> **DIRECTIONS**: Copy, from the listing, every line in which the string "screenshot" is present.
· · · · ·
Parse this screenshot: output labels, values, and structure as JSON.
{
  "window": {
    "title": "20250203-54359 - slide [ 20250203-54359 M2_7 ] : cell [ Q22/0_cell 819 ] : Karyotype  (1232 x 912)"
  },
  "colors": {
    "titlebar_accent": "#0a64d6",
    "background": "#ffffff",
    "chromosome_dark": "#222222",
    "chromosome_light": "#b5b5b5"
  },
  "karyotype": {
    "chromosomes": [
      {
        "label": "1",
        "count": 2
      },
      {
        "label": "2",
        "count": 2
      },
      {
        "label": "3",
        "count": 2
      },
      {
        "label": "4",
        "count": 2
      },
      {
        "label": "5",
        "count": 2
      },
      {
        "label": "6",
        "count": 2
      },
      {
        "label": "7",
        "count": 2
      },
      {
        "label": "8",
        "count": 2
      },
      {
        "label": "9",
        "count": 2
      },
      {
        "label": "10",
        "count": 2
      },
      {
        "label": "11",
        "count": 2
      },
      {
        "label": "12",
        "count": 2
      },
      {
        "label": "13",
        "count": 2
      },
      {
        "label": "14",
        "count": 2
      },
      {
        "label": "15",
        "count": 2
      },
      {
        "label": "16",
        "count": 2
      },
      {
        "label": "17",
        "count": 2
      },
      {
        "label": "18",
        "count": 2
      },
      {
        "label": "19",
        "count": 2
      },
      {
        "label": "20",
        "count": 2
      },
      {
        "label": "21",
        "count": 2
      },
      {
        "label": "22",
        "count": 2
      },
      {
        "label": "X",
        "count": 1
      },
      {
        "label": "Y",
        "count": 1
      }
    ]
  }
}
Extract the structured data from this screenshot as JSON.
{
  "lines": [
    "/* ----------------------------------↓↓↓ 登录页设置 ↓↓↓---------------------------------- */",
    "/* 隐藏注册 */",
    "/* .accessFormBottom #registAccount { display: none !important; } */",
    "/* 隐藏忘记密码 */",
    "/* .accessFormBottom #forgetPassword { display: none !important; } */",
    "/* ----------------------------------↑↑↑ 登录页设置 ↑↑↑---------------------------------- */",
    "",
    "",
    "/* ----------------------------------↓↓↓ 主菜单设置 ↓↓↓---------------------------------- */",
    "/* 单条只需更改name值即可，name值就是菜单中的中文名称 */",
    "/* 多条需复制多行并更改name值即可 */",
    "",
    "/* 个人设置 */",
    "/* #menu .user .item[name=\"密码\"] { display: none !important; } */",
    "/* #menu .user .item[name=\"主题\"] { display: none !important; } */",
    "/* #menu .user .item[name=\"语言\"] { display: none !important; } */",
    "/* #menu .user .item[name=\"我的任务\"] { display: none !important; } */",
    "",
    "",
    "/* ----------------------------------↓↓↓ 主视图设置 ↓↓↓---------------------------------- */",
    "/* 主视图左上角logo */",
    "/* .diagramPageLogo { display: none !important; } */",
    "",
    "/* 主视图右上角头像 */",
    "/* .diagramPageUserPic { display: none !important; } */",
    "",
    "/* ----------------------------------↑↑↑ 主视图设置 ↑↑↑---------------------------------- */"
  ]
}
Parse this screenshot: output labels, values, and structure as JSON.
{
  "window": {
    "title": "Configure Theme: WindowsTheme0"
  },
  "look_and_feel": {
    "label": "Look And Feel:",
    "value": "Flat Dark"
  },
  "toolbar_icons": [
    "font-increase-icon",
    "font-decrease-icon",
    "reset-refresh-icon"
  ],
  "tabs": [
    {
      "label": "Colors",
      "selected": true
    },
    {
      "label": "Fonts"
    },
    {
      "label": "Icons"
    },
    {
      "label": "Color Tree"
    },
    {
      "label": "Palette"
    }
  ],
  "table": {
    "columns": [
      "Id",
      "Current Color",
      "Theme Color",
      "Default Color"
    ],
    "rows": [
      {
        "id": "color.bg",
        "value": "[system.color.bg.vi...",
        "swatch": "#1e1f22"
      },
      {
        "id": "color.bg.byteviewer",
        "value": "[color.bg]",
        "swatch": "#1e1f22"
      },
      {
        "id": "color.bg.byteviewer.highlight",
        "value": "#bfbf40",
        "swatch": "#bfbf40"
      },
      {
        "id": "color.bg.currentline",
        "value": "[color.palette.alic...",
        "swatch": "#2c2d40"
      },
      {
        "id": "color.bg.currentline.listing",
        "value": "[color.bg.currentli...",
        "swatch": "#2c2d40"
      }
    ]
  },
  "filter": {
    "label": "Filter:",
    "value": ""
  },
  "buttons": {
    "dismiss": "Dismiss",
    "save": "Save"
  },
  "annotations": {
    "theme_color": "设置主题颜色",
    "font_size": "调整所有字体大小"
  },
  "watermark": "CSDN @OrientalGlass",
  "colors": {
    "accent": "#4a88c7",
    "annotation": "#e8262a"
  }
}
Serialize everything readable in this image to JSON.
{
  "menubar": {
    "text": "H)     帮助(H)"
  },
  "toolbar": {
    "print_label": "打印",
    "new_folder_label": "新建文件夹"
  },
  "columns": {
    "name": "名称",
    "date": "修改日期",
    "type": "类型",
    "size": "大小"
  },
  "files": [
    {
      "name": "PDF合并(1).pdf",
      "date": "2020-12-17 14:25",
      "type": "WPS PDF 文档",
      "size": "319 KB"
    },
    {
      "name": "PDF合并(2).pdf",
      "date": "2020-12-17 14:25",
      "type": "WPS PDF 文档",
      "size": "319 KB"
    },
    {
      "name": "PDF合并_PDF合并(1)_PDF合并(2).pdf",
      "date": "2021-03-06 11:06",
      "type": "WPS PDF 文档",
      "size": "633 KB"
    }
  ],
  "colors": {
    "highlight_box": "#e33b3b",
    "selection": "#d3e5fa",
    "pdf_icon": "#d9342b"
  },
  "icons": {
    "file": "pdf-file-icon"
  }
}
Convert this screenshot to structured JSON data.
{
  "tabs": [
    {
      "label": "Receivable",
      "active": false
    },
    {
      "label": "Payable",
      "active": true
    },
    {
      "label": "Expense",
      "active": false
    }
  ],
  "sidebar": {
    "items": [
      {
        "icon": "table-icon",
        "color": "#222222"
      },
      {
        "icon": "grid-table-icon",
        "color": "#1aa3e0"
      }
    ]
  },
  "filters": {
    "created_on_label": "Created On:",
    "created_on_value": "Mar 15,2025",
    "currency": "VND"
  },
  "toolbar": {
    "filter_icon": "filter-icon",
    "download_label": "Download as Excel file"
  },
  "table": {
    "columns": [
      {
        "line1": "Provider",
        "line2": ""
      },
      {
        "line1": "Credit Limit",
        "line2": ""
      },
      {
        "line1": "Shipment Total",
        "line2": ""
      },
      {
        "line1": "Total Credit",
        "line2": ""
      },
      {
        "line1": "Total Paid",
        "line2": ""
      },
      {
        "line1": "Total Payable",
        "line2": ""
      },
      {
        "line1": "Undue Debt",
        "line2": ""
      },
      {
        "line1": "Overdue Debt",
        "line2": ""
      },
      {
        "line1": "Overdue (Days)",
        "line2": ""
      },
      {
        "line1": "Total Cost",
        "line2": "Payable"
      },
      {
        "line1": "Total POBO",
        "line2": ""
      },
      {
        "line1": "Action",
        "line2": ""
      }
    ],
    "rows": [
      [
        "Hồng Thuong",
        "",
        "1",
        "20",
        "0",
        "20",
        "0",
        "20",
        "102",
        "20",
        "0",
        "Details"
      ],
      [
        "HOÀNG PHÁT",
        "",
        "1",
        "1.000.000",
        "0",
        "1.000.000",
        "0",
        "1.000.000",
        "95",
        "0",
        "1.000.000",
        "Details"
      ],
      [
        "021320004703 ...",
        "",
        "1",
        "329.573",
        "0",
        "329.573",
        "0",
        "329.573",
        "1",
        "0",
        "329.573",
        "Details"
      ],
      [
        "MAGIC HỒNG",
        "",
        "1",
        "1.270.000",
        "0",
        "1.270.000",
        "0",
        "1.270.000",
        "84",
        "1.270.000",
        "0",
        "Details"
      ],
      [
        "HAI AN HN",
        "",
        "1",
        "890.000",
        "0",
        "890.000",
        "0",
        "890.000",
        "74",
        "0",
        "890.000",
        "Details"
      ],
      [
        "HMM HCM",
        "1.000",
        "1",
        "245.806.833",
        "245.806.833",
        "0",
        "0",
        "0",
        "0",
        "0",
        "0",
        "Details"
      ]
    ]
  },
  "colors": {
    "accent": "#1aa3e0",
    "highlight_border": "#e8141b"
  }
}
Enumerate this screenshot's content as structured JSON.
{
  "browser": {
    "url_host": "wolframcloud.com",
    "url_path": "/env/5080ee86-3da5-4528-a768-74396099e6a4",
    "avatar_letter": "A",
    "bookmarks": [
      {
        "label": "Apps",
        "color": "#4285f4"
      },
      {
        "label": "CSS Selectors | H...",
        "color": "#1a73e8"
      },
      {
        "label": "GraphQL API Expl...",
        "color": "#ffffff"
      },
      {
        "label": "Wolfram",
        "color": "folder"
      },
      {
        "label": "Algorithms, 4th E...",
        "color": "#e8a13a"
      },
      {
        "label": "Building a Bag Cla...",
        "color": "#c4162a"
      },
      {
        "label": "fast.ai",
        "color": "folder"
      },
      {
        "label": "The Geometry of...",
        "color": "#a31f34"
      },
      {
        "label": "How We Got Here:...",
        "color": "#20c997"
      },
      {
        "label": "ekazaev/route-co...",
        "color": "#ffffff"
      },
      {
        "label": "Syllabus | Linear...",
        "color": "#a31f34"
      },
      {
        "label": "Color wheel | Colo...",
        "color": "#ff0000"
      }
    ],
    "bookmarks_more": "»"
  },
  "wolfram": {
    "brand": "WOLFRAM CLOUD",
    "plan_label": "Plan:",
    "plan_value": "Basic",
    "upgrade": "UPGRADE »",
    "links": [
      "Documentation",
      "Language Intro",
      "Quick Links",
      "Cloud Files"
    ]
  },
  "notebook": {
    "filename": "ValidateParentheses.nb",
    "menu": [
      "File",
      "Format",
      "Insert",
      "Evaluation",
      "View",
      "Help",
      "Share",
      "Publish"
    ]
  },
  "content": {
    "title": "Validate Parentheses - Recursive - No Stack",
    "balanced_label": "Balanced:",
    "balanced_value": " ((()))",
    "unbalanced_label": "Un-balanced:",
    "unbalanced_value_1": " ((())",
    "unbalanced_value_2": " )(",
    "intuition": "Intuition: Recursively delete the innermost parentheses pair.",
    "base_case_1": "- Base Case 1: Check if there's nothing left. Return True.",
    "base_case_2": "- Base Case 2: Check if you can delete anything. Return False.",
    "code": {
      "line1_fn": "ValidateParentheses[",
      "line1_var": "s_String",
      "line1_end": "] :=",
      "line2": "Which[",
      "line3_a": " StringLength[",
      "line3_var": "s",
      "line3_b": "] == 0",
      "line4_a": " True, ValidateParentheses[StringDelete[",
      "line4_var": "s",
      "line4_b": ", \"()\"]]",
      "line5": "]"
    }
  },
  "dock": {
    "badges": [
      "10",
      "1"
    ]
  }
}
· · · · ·
> **SOLUTION TO THIS PROBLEM**:
Parse this screenshot: output labels, values, and structure as JSON.
Extract the structured data from this screenshot as JSON.
Parse this screenshot: output labels, values, and structure as JSON.
Convert this screenshot to structured JSON data.
Enumerate this screenshot's content as structured JSON.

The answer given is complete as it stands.